12 February 2020
This article considers the question of what constitutes "goods" for the purposes of the Commercial Agents (Council) Directive 1993 (the "Regulations"). This is important because  agents who promote a principal's goods benefit from the protections of the Regulations (including the right to post-termination payments) and those who promote services are not.

What are "goods"?

At first it may sound like a daft question. But in the field of commercial agency law, it is a question that keeps coming before the Courts.

The question is important because commercial agents who sell goods on behalf of a principal (and who also satisfy other criteria) are protected by the Commercial Agents (Council) Directive 1993 (the "Regulations"), whilst agents who promote a principal's services, are not.

The Regulations provide significant protections to agents, not least the often substantial post-termination payments that are usually due under the Regulations.

So it comes as no surprise that agents are always keen to ensure that whatever it is they are promoting is classified as goods, and principals take the contrary position.

Most recently, the High Court confirmed that "electricity" is "goods" within the meaning of the Regulations, and therefore the agent was entitled to compensation (in Green Deal Marketing Southern Ltd v Economy Energy Trading Ltd & Ors [2019] EWHC 507).

That decision is not altogether surprising, as gas has previously been found by the courts to be "goods" within the meanings of the Regulations.

And whilst in one case, it was agreed that Sky television digital packages were services and not goods, the question of whether software is goods within the meaning of the Regulations remains unresolved, with the most recent case on that vexed area now pending before the Supreme Court.

In Computer Associates UK Ltd v Software Incubator Limited [2018] EWCA Civ 518, the Court of Appeal concluded that where software is supplied electronically and not on any tangible medium, it cannot be classified as "goods". As a result, agents who promote software which is supplied electronically do not benefit from the protections provided by the Regulations.

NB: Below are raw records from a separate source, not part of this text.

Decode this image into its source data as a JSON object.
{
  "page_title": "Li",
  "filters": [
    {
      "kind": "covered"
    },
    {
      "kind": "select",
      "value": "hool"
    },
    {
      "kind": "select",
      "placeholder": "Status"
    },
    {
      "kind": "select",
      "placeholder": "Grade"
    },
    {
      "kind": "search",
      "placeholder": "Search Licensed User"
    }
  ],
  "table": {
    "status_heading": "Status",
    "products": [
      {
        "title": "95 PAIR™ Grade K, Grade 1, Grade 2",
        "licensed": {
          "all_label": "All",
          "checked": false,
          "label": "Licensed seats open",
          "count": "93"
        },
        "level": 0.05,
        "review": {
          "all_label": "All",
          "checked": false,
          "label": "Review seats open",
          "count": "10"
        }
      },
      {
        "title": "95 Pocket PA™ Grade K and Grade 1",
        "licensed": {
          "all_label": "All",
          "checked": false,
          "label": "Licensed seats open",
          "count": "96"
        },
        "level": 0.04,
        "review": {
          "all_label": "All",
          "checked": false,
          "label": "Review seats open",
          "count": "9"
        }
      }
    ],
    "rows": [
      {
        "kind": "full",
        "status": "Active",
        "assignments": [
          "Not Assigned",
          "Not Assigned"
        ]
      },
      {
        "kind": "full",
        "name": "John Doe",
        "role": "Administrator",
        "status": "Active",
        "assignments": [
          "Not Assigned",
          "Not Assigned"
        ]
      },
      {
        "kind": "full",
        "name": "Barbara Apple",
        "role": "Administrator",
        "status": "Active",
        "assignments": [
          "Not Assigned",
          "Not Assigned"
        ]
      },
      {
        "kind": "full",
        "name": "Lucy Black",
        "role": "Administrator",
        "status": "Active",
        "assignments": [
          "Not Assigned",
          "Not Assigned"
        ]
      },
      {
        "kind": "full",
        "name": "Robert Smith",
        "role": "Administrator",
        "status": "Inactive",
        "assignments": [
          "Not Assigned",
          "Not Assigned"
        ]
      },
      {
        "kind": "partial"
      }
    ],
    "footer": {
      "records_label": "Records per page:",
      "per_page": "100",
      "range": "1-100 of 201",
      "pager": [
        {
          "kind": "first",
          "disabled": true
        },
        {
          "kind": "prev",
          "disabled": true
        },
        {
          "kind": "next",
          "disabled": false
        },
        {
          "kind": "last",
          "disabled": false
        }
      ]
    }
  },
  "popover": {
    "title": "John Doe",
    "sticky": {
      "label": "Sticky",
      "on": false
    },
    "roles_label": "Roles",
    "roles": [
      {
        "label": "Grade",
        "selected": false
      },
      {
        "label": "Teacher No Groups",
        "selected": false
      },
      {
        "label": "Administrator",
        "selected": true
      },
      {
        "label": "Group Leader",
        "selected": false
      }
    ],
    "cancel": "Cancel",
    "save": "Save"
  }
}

That decision was appealed to the Supreme Court and the appeal is outstanding. Interestingly – particularly in the light of Brexit - the Supreme Court has now referred that question to the Court of Justice of the European Union. As a result, it will be some time before we have any clarity on this point.

DWF has specialist teams advising on the impact of the Regulations.  For specialist, commercial and pragmatic advice, please contact Andy Leach or Ben Griffin.